The following short story was drawn, inked, and colored by Jim Mosley based on my scribbles and script. It originally appeared in Home Brew, a collection of comic book tales published in 2014 and based on St. Louis to mark the city’s 250th birthday. The book can still be purchased here. The entire six-page story has been reprinted here with the blessing of Handsome Jim on what would have been Babe Ruth’s 120th birthday.
WASHINGTON — As I plunged into Cardinals history for a book several years ago, one of the minor stories that always felt like it had major possibilities was the legend spun by pitcher Flint Rhem. A righty with the Cardinals, Rhem went missing for several days in September 1930 while the team was in New York, set to play a key series against the Brooklyn Dodgers. He returned to the team with this fantastic tale of kidnapping, thugs, and forced binging. It was all fiction, of course. Longtime Post-Dispatch columnist and Cardinals chronicler Bob Broeg wrote that Rhem had all the talent in the world but would drink himself out of the game. He certainly drank himself into this story. Still, it was fertile ground for writing. The gaps in memories are always fun to fill, and here were two days — two whole days — carved out of Cardinals history that were blank. What did Rhem do during his “kidnapping”? What could have Rhem done during his “kidnapping”? Maybe he really was ambushed by thugs and forced to chug grain alcohol for two days. Maybe there was a gambling element, because isn’t there always? Maybe he raced around New York saving cats from trees, apprehending robbers, and doing so much good that no one would believe him anyway. Or, as I thought when the opportunity to came to write this story, maybe he saved baseball.

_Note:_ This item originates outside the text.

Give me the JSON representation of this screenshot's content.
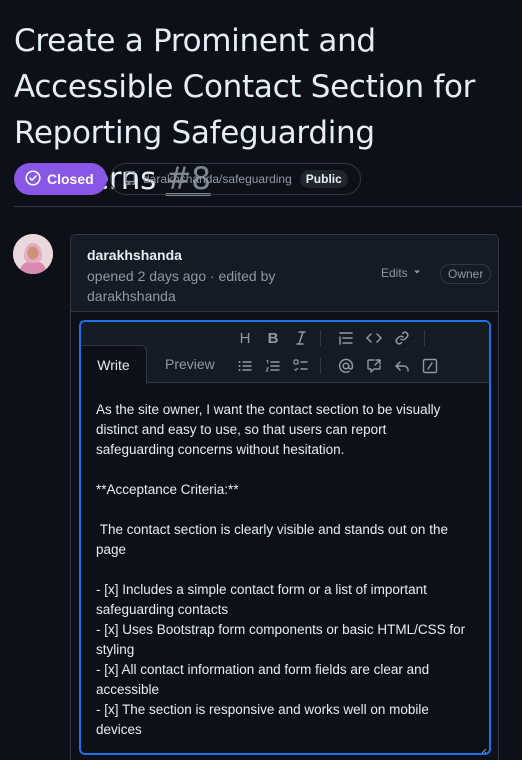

Many months ago, I was asking at the comic shop about a local St. Louis group, Ink and Drink Comics, and the anthologies they had produced in recent years — sci-fi, romance, horror, wild west. A lapsed cartoonist with a comic sweet tooth, I always wanted to try my hand at writing a comic book story. It would be a Continue reading →
JUPITER, Fla. — When we first moved to Colorado, we lived for a stretch at the Hotel Boulderado and Pearl Street Mall was my backyard.

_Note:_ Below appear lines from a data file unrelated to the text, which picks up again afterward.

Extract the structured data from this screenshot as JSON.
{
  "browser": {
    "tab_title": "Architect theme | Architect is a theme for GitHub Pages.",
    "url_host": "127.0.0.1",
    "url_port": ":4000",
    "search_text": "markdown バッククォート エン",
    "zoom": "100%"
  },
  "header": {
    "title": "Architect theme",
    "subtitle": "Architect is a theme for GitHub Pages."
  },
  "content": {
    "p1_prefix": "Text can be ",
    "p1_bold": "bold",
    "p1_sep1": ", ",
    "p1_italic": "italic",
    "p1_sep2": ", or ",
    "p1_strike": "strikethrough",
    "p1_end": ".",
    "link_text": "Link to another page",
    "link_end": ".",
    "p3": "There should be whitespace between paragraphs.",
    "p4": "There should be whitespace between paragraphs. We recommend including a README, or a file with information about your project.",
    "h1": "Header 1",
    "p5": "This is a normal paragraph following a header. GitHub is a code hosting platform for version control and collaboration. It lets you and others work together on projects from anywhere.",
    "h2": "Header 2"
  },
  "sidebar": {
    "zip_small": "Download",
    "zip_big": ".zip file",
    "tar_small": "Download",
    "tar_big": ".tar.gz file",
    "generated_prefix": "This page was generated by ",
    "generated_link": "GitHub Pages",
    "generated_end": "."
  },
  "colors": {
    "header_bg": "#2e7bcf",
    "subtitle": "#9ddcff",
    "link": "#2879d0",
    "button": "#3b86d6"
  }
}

The hotel and my tiny room may or may not have been referenced in Stephen King’s book Misery — as a kid I swear it was; as an adult I doubt it — and it had the wonderful grand, historic feel with that little twinge of unsettling gothic-ness. We’d breakfast at the restaurant on the first floor. We’d stroll Pearl Street in the afternoon. I learned how to leapfrog on these metal pylons that were designed to keep cars from barreling into the pedestrian mall. And we made a second home of the nearby used bookstore. It wasn’t too far from The Daily Camera, right down by the top shoppe Grand Rabbits, and just past the place we’d later go to get my violin repaired — several times.
This bookshop, Boulder Used Books (I think), had the classic smell and look of its name. The main room was a jumble of misfit shelves, drooping with the weight of paperbacks stuffed at various angles. The place reeked of old paper, ink, dust and that slightly vinegary mix of all three that can only can described as wisdom. It’s the same smell I Iater found at a university’s library in Oxford, one that outdated, oh, America. And picking through this island of misfit books and dog-eared novels one day I found a treasure that inspired.

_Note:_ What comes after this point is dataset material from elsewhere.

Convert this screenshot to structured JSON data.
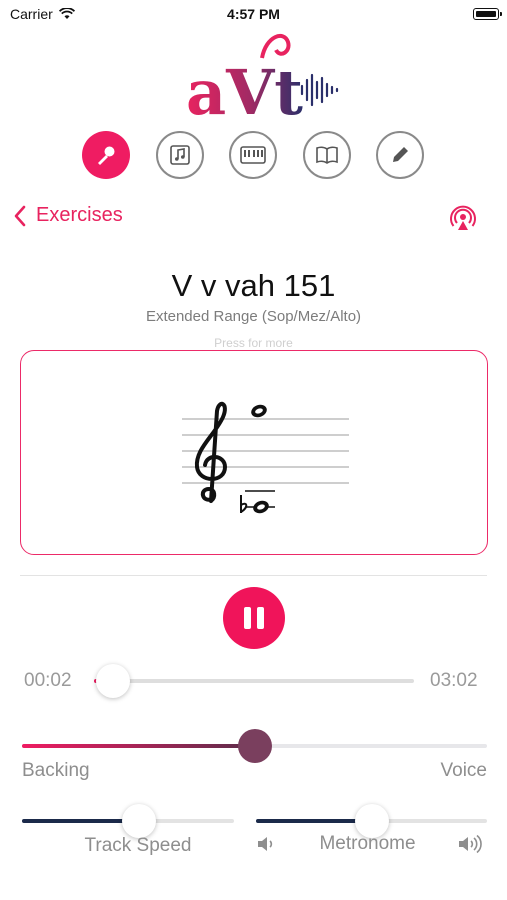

TOWER GROVE — In 1994, late in the last stand of 16-bit consoles, a Super Nintendo baseball game gained the endorsement of All-Star center fielder Ken Griffey Jr. and approval of Major League Baseball, but it could not land the licensing rights from the Major League Baseball Players Association and could not use real games.
For that, we are forever grateful.
A lack of authentic names forced a stroke of genius.
“Ken Griffey Jr. Presents Major League Baseball” brought some of the most creative lineups ever to gamers. Oh, if only they were real! Unable to have Cal Ripken Jr. as the starting shortstop for the Baltimore Orioles, Junior’s game instead had Baltimore native (and colorful film director) John Waters playing shortstop. The Colorado Rockies were loaded with famous movie monster actors, putting, as the game says, B. Legosi in center field and L. Chaney at first. Griffey is playing center for the Seattle Mariners — hey, he endorsed the game — but instead of Jay Buhner, Edgar Martinez and Tin Martinez around him in the lineup are the names of Nintendo employees. The Kansas City Royals are former presidents. The New York Mets and Los Angeles Dodgers are punk bands from those areas, putting the city’s Joey Ramone against the coast’s Lux Interior. The Oakland Athletics have a lineup of authors such as M. Twain, L. Tolstoy and, filling in at first base fore Mark McGwire, is a bearded chap named Continue reading →